▶ REQUIREMENT
Search the material below for the word "data". Copy every line where it is found.
** Opening INPUT MATERIAL block **
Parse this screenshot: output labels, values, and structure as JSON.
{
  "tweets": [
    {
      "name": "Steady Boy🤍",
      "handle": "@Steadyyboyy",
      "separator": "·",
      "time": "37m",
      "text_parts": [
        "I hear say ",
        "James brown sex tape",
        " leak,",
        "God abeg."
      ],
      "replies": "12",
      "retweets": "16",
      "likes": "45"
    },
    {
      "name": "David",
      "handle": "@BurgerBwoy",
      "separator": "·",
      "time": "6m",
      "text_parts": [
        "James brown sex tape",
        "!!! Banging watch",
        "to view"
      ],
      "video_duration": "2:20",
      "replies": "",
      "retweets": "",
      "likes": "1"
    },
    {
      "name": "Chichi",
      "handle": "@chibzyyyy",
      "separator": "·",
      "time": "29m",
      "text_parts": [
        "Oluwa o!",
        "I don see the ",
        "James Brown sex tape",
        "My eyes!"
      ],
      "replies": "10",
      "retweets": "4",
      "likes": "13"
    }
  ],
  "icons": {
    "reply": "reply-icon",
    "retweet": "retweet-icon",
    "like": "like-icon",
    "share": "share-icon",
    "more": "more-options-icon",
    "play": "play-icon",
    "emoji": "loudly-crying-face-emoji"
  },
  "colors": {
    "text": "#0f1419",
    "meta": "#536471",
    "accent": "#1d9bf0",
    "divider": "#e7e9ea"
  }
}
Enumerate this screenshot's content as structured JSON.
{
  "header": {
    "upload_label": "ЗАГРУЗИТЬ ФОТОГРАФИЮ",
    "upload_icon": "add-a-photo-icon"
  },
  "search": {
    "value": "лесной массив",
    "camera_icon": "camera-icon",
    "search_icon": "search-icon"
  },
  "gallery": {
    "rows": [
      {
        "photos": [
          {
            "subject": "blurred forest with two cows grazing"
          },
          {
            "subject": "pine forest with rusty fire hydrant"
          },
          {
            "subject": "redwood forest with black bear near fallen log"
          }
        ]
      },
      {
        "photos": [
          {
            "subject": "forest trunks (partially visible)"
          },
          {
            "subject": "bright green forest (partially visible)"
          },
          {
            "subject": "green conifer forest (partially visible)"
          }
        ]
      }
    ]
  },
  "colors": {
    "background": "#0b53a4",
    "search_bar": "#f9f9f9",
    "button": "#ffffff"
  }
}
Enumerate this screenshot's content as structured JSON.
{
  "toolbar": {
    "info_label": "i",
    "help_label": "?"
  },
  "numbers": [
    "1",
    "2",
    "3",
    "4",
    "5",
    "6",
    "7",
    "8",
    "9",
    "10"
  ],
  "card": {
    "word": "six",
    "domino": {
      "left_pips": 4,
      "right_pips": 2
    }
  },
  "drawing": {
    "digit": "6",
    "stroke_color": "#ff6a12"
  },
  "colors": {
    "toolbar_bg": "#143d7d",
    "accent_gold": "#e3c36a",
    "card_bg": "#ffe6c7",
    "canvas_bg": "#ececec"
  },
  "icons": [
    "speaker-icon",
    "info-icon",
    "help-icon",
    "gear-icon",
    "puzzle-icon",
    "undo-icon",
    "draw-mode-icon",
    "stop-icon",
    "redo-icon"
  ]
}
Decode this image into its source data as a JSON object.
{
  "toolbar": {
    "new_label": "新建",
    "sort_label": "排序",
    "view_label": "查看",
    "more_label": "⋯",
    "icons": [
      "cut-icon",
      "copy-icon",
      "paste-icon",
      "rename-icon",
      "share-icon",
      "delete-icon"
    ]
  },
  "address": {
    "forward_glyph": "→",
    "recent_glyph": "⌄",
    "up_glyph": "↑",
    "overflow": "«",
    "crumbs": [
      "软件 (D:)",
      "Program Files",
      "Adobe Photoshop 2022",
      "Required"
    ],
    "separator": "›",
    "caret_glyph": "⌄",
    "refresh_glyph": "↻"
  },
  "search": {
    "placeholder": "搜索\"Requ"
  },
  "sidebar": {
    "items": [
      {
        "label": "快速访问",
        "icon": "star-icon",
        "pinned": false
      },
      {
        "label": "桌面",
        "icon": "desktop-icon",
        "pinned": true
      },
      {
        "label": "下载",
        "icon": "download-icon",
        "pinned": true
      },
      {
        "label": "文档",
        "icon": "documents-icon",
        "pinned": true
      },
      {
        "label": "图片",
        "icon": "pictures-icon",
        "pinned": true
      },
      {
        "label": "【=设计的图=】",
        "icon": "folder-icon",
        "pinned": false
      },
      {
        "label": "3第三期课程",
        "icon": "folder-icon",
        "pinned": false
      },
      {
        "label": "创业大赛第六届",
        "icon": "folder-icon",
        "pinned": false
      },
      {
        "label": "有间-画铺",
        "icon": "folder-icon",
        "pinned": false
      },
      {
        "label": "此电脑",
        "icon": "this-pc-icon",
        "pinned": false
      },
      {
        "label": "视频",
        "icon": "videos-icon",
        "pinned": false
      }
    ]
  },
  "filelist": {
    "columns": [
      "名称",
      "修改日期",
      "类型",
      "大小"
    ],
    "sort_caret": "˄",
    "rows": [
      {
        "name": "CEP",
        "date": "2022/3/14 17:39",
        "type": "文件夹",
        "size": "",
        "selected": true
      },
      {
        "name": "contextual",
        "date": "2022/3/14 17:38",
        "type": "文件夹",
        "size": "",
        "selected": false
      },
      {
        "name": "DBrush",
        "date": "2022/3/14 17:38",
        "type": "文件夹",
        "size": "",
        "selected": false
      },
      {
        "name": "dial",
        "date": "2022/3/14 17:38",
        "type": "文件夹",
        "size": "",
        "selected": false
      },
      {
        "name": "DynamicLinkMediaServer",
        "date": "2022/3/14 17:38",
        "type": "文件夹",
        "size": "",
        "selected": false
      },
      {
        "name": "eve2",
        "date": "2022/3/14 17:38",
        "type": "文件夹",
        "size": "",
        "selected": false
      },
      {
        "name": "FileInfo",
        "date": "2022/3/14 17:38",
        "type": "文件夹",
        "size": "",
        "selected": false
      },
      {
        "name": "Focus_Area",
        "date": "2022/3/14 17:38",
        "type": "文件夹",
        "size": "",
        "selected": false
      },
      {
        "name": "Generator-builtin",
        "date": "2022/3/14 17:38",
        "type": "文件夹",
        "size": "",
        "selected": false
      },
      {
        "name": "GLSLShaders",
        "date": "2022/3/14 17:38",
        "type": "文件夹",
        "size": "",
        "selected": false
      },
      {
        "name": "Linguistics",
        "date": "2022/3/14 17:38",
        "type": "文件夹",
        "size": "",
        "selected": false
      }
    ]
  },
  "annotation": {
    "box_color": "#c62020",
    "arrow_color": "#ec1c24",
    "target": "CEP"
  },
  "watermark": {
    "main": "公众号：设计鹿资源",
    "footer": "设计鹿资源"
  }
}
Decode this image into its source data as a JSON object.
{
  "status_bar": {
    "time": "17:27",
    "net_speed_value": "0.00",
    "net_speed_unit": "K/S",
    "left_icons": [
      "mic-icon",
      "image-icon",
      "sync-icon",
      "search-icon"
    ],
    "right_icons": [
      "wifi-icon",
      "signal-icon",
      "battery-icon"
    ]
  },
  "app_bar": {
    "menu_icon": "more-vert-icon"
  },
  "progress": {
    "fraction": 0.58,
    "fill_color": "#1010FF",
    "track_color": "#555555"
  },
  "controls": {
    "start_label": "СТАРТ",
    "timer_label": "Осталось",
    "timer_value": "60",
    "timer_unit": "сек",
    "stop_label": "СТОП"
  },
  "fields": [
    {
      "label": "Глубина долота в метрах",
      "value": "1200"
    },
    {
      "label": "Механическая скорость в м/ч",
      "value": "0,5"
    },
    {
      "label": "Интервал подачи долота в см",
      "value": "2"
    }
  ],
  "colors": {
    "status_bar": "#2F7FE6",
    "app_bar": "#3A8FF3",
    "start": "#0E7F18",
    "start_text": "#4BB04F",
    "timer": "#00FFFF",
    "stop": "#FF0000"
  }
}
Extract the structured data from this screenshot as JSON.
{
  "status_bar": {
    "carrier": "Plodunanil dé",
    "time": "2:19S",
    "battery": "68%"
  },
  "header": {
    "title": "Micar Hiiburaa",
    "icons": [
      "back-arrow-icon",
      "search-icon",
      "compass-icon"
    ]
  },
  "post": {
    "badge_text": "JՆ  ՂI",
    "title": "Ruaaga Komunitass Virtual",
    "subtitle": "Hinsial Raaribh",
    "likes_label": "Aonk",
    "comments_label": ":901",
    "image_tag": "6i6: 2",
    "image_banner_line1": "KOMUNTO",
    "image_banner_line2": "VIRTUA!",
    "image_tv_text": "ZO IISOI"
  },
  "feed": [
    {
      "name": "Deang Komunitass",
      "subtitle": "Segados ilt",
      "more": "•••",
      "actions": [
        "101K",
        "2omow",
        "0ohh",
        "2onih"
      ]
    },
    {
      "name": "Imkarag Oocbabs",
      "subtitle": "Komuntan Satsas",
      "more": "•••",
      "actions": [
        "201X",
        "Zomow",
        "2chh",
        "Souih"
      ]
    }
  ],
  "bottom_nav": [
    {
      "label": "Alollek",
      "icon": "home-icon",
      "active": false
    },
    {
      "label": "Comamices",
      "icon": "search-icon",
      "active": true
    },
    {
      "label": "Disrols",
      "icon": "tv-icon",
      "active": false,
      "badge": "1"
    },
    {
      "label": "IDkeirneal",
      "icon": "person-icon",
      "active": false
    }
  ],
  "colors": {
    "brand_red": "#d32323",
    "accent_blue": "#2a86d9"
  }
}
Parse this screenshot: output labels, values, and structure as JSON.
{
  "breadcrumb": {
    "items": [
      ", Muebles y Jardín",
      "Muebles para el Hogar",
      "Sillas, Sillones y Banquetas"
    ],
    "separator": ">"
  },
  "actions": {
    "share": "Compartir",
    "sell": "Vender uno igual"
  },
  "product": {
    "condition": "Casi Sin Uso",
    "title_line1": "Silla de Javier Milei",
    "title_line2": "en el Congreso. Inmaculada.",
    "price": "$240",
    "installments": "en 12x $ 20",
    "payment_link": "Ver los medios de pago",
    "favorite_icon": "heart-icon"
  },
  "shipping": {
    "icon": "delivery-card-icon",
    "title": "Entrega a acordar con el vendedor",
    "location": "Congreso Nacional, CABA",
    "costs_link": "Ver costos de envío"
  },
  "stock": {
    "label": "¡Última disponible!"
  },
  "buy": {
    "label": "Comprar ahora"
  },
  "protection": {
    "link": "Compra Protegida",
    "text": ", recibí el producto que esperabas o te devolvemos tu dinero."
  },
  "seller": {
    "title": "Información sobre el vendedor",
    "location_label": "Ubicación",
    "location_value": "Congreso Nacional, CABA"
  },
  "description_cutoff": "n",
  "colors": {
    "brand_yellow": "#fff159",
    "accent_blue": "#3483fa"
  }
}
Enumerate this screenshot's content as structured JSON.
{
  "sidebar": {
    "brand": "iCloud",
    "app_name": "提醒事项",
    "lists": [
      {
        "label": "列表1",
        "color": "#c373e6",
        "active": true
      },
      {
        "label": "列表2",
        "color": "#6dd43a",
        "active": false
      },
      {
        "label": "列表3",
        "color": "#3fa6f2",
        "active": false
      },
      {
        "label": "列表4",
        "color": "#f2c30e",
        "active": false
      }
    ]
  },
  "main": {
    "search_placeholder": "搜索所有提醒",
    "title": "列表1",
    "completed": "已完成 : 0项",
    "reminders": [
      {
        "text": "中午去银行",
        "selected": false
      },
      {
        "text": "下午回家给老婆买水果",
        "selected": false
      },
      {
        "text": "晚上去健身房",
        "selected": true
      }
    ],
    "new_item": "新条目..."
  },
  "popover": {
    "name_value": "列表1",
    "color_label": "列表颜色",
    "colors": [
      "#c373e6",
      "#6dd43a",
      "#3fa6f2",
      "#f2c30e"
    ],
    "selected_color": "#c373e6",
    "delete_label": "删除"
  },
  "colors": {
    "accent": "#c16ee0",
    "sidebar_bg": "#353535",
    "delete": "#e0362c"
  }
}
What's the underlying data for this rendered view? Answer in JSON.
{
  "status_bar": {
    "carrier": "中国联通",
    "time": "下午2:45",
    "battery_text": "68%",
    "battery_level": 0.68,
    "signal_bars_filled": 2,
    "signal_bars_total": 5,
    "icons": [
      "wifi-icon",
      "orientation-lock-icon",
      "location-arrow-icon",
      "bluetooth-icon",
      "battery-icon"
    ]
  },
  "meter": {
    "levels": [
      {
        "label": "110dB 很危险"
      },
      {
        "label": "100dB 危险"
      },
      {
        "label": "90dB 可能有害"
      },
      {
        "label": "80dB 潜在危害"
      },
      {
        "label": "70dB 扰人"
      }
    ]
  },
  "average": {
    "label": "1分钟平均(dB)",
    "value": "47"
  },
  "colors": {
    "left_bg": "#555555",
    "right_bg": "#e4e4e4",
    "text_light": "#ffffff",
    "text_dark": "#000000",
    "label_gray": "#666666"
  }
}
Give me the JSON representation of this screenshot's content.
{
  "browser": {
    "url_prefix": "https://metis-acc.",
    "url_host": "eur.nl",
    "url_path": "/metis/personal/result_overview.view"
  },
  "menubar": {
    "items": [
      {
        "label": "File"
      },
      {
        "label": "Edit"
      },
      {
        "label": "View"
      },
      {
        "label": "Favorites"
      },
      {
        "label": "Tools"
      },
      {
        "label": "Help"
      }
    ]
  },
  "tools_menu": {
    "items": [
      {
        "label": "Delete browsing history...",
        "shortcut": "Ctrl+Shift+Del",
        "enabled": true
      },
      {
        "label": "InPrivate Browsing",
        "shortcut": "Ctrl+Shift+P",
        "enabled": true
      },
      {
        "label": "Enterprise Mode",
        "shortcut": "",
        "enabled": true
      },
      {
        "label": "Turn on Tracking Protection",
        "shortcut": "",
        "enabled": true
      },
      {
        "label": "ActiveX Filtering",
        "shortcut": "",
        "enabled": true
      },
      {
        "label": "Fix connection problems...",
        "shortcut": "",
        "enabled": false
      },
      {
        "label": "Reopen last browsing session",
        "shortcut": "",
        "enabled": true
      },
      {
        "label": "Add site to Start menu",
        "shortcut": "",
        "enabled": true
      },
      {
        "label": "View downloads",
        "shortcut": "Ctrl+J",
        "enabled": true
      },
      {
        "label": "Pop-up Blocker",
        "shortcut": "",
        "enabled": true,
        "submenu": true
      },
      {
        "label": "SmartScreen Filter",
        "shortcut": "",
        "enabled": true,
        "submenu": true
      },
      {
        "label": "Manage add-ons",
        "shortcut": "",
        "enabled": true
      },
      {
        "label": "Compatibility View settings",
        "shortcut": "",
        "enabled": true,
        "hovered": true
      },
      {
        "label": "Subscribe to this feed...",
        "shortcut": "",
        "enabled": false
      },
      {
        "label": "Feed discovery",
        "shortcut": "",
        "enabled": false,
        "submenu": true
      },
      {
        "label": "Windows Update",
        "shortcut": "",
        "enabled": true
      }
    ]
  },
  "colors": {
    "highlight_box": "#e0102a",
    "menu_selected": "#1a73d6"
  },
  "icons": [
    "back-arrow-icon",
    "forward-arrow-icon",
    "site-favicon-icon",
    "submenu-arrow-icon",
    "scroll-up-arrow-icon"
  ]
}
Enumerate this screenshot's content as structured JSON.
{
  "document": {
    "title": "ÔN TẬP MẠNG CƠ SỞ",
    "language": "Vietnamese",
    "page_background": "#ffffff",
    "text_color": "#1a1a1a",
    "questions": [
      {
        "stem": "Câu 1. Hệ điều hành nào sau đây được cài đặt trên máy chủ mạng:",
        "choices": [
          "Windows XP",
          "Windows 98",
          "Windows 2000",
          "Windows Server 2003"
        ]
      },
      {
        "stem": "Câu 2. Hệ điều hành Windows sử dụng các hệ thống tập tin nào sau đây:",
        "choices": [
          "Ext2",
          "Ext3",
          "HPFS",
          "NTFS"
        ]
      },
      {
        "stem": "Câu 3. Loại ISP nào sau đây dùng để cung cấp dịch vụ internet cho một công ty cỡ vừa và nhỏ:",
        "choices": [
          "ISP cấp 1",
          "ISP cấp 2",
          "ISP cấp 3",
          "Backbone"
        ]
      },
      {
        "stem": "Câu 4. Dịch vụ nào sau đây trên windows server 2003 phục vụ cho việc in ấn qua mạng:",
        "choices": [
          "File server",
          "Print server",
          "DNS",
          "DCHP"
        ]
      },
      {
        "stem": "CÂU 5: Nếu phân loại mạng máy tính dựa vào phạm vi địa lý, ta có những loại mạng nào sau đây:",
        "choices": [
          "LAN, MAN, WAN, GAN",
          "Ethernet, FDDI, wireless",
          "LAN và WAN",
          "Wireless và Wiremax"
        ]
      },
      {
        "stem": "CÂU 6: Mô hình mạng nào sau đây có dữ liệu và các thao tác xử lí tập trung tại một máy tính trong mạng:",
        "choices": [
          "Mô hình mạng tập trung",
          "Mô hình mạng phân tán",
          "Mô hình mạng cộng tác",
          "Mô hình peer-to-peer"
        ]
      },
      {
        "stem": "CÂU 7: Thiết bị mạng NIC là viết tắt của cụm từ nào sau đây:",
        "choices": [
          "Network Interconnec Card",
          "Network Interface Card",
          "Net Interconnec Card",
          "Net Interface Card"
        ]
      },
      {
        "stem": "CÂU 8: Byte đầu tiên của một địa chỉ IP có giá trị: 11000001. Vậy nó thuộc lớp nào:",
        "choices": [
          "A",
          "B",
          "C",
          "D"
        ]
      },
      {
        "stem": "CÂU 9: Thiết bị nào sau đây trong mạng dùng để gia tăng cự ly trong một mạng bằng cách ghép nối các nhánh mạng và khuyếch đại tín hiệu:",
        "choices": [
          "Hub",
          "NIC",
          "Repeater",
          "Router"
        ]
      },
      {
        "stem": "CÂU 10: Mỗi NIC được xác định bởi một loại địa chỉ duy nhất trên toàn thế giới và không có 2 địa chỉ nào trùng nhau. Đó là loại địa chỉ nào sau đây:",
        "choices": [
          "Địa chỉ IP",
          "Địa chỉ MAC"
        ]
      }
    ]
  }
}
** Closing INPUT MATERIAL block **
▶ TASK ANSWER
Decode this image into its source data as a JSON object.
Decode this image into its source data as a JSON object.
Extract the structured data from this screenshot as JSON.
What's the underlying data for this rendered view? Answer in JSON.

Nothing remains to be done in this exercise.